Okay, so maybe I’m not scarred for life, but in my mind, neither of these spankings was justified.
So is spanking every justified?
I think I would have smacked Sophie across the bottom if, unknowingly had ran out into the street as a toddler, (like my husband Kevin did, though, he tells me, the spankings were unsuccessful in deterring him from future breaks and eventually his parents just decided to move so he didn’t wind up eviscerated by the tank-like cars that were made in the 70s). Or if she tried to stick a wet finger in a socket, or engaged in a similar life-threatening behavior where I wanted to draw a quick association between the dangerous act and pain.
But Sophie never did these things. I told her to stay away from the road, and she did. I told her “no” when she went near things she should touch, and she’d look stricken and move away.
The moments I am most tempted to strike Sophie—because I have been tempted, and I think I would have to be a saint not to be at least occasionally tempted to hit her—I am angry. Frustrated. I JUST WANT HER TO LISTEN.
But what I know in my heart of hearts is that spanking will not accomplish my goal. Not with Sophie. Simply raising my voice induces her to escalate. And, once she does, she is not beyond using her own fists, nails, and teeth to get her point across.
When Sophie is angry, she channels me using my angry voice, my angry words. I can only imagine what she would do if I hit her. Suddenly, in her mind, physical violence would be justified. Self-defense.
Your honor. She hit me first.

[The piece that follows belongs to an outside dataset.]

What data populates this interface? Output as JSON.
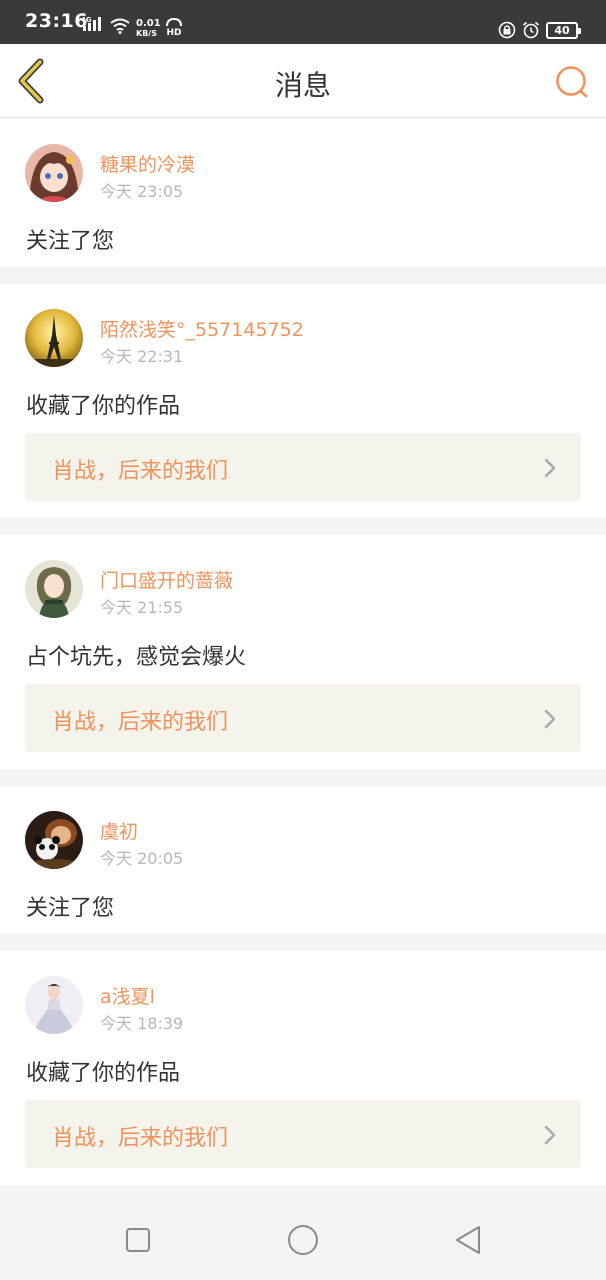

And where does it end, really? I try to play it out in my mind—through to its completion. Do I think a spanking would end the incident? That she would discover some new corner of respect and apologize. Oh no. She would rise in indignance, cognitions fueling emotions fueling cognitions fueling emotions in a whirlwind of growing ferocity that would result in some thing like this:
“Mommy! You are not allow to hit me! I am just a little girl! You are the parent! You are supposed to teach me the right thing!” (She really does make such accusations.)
And either I would be more steeped in my anger, or worse, I would be overcome with guilt, “Sophie, I’m sorry. Mommy lost control. I should have never hit you.”
“THAT’S RIGHT,” she would scream, now confident that she has the upper hand, wielding guilt as her weapon.” “YOU HURT ME. I’M GOING TO TELL DADDY.”
I know that some people believe hitting can inspire fear, and what I think they would deem a healthy amount of fear and might even translate as respect. Maybe they feared their own parents in this way and thought it was an effective parenting style—they behaved or they needed it because they didn’t behave.
In order for me to respect someone, I need to think that person worthy of my respect. There needs to be something about that person that I admire, that I seek to emulate, not that I fear.
And even if spanking does inspire fear and cessation of bad behavior in the short term, research has found that children who are hit tend to act out more in the long term. A recent study of 2,500 children published in Pediatrics found that those who are spanked more frequently at age three were much more likely to be aggressive by age five.
More aggressive? Oy vey. No thank you.
And so, l remove myself from the situation. I take deep breaths. I swear a blue streak in my head, but I keep my hands to myself.
At least today I did.